A small bear with a wistful face represents the Plantigrade family. The Quadrumana are very numerous. There are nine monkeys, one, if not two apes, and a lemur or sloth, which screens its eyes from the light.
Of the Digitigrada there are the otter or water-dog, the musang and climbing musang, the civet cat, the royal tiger, the spotted black tiger, in whose glossy raven-black coat the characteristic markings are seen in certain lights; the tiger cat, the leopard, the Java cat, and four or five others. Many of these feline animals abound.
Among the ruminants are four species of deer, two smaller than a hare, and one as large as an elk; a wild goat similar to the Sumatran antelope; the domestic goat, a mean little beast; the buffalo, a great, nearly hairless, gray or pink beast, bigger than the buffalo of China and India; a short-legged domestic ox, and two wild oxen or bisons, which are rare.
The bat family is not numerous. The vampire flies high, in great flocks, and is very destructive to fruit. This frugiverous bat, known popularly as the "flying fox," is a very interesting-looking animal, and is actually eaten by the people of Ternate. At the height of the fruit season, thousands of these creatures cross from Sumatra to the mainland, a distance never less than forty miles. Their strength of wing is enormous. I saw one captured in the steamer Nevada, forty-five miles from the Navigators, with wings measuring, when extended, nearly five feet across. These are formed of a jet black membrane, and have a highly polished claw at the extremity of each. The feet consist of five polished black claws, with which the bat hangs on, head downward, to the forest trees. His body is about twice the size of that of a very large rat, black and furry underneath, and with red foxy fur on the head and neck. He has a pointed face, a very black nose, and prominent black eyes, with a remorseless expression in them. An edible bat of vagrant habits is also found.
Ponies are imported from Sumatra, and a few horses from Australia, but the latter do not thrive.
The domestic cat always looks as if half his tail had been taken off in a trap. The domestic dog is the Asiatic, not the European dog, a leggy, ugly, vagrant, uncared-for fellow, furnishing a useful simile and little more.
Weasels, squirrels, polecats, porcupines, and other small animals exist in numbers, and the mermaid, of the genus Halicore, connects the inhabitants of the land and water. This Duyong, described as a creature seven or eight feet long, with a head like that of an elephant deprived of its proboscis, and the body and tail of a fish, frequents the Sumatran and Malayan shores, and its flesh is held in great estimation at the tables of sultans and rajahs. Besides these (and the list is long enough) there are many small beasts.

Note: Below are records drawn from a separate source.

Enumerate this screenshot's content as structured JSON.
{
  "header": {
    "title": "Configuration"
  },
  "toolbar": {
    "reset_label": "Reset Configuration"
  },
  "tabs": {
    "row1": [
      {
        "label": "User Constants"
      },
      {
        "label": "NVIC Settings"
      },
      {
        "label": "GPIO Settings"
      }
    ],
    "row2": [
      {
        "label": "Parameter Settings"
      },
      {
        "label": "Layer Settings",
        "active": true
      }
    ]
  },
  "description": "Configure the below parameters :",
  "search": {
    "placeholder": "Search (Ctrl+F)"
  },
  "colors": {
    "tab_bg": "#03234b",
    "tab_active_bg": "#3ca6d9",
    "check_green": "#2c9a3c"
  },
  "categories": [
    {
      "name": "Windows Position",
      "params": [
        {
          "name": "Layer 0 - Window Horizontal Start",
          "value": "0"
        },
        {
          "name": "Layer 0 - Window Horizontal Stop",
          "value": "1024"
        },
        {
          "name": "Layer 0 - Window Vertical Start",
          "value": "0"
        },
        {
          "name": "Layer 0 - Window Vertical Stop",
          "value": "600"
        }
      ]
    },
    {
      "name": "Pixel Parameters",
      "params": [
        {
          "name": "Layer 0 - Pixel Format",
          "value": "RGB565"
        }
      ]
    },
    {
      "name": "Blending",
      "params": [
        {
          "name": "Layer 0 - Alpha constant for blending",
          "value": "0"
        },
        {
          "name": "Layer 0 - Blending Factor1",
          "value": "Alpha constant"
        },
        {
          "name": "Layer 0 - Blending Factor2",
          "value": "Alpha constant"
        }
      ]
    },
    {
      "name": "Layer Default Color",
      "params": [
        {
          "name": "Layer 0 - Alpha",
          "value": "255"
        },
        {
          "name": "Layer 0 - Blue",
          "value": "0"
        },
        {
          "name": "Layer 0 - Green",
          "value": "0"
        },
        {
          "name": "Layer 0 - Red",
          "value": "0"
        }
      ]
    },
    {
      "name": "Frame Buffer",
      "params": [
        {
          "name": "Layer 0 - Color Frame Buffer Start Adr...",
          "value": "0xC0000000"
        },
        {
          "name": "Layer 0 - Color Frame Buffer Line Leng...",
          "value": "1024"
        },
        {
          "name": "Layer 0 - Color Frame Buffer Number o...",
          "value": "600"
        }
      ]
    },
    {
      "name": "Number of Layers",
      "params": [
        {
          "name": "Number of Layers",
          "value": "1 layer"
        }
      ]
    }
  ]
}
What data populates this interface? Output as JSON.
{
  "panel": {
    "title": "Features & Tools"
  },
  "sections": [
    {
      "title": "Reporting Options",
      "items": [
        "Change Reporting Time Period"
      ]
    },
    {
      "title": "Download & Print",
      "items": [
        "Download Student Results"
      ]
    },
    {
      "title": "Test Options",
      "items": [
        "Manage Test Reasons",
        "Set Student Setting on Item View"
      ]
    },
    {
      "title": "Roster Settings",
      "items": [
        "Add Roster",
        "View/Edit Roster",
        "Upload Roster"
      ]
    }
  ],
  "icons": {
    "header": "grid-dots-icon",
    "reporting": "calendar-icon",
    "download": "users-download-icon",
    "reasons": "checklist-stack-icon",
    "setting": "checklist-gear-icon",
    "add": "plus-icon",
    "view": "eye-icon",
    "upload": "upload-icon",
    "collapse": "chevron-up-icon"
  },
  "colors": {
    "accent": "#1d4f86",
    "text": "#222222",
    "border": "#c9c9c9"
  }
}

The reptiles are unhappily very numerous. Crawfurd mentions forty species of snakes, including the python and the cobra. Alligators in great numbers infest the tidal waters of the rivers. Iguanas and lizards of several species, marsh-frogs, and green tree-frogs abound. The land-leeches are a great pest. Scorpions and centipedes are abundant. There are many varieties of ants, among them a formidable- looking black creature nearly two inches long, a large red ant, whose bite is like a bad pinch from forceps, and which is the chief source of formic acid, and the termes, or white ant, most destructive to timber.